Once the mastering is complete for all tracks, song order and pauses between tracks are decided. I make suggestions again, to which the artist and producer might ask for longer or shorter pauses, and I adjust.


What is your main pursuit when mastering?

That the music sounds “cool”. This isn’t for self-satisfaction, and because we’re putting it out into the world as a product, I have my own criteria of how “cool” a song has to sound.

When I joined my first company, the world was still analog.
At the time, my heroes in the world of mastering engineering were the senior engineers in my company, as well as Bernie Grundman in Los Angeles and Ted Jensen in New York. I’d look at my favorite records across genres and see their names everywhere. I noticed they were also responsible for the albums of my favorite jazz fusion artists released by Victor. I was drawn to their work naturally, and must have known instinctively that it was “cool”.

In this pursuit of “cool”, one has to speak of course of the advancement of technology. Companies that make radars for fighter airplanes are now developing audio equipment. Technologies that are everywhere now were astonishing when they were first introduced. We were amazed, saying, “Wow, you can do that?”

I create audio using equalizers and limiters that I’ve kept since the analog years, combining them with the latest digital equipment. In the past, there were sounds I desired to make but couldn’t, technically speaking. All of that is possible now.

Is high-resolution making sounds better?

High-resolution isn’t necessarily making sounds better, as sounds in the natural world have always been super high-resolution. There’s an infinite sound range with uninterrupted frequency characteristics.

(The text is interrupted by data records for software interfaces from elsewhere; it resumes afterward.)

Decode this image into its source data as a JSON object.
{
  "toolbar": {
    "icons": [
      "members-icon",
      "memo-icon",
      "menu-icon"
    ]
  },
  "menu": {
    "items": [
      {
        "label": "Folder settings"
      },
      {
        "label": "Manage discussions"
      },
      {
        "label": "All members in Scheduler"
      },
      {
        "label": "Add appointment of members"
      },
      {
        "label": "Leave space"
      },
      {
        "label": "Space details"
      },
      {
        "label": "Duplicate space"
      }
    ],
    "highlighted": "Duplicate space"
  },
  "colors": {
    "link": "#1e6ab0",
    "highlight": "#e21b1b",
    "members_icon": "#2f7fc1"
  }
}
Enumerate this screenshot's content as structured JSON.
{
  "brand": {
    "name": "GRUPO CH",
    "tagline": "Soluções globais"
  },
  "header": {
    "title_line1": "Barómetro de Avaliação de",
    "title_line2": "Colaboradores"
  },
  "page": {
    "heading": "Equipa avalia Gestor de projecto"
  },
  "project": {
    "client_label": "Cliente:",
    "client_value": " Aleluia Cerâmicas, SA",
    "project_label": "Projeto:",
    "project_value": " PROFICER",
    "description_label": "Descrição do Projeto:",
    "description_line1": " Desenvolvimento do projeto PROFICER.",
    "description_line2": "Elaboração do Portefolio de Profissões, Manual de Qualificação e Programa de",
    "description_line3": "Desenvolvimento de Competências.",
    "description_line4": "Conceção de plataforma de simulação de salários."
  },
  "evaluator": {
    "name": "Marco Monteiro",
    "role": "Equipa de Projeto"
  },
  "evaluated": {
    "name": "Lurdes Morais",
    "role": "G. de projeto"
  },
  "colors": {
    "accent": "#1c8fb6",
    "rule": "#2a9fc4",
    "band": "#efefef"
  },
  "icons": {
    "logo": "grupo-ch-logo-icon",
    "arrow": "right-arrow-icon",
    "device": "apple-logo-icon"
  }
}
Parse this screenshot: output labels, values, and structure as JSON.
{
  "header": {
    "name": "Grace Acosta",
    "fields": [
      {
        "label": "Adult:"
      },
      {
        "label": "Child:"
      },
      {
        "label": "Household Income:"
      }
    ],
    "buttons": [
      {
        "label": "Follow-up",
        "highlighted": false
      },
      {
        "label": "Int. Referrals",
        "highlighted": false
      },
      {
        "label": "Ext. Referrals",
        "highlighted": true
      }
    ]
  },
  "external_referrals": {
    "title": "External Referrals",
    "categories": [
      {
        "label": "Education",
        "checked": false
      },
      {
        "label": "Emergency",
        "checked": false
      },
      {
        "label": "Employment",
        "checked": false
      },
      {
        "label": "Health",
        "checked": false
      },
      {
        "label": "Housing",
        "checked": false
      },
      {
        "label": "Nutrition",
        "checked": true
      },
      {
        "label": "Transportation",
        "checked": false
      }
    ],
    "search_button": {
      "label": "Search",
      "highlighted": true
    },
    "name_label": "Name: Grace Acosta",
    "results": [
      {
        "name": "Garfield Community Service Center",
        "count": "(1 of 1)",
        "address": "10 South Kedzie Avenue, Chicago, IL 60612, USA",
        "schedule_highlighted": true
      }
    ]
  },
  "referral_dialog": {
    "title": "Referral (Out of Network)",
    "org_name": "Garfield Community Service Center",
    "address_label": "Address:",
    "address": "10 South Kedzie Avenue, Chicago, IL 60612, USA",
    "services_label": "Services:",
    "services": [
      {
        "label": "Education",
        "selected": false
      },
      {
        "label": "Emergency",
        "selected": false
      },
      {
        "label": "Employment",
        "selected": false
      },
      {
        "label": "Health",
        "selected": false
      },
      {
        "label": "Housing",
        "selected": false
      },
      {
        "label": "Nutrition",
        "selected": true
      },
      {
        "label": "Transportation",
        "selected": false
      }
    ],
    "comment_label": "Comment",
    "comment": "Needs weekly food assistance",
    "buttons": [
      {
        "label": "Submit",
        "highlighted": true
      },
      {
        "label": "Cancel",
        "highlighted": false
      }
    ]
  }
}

When CDs first came out as a new form of media, sounds were digitized, limiting frequencies from here to here.

Compared to analog sounds, CDs were clear of troublesome noise and enjoyed increased articulation, which was a definite plus. But some sounds (frequencies) in the natural world were deemed unnecessary and cut out of the final product. There was criticism that this made it different from “natural” sounds. At the same time, storage capacity of digital media was growing larger by the minute. That made it possible to record and create sounds that were closer to the original sounds. You can really hear the difference between a CD sound and high-resolution sound in the cymbal, for example.

This isn’t limited to high-resolution sounds, but I’m often asked, “How do I improve sound?” Our computers now come with audio samples for drum toms, hi-hat, and bass, for example, which we can blend with the click of a mouse to create instrumentation. Whether it’s a “good” sound, whether instruments heard in jazz and fusion are “good” sounds, or whether live music is “good” is all a matter of personal taste. And with a variety of limitations, it’s hard to say what’s good or bad. Sometimes, “lo-fi” sounds that are rackety or muffled can turn out to make cool music.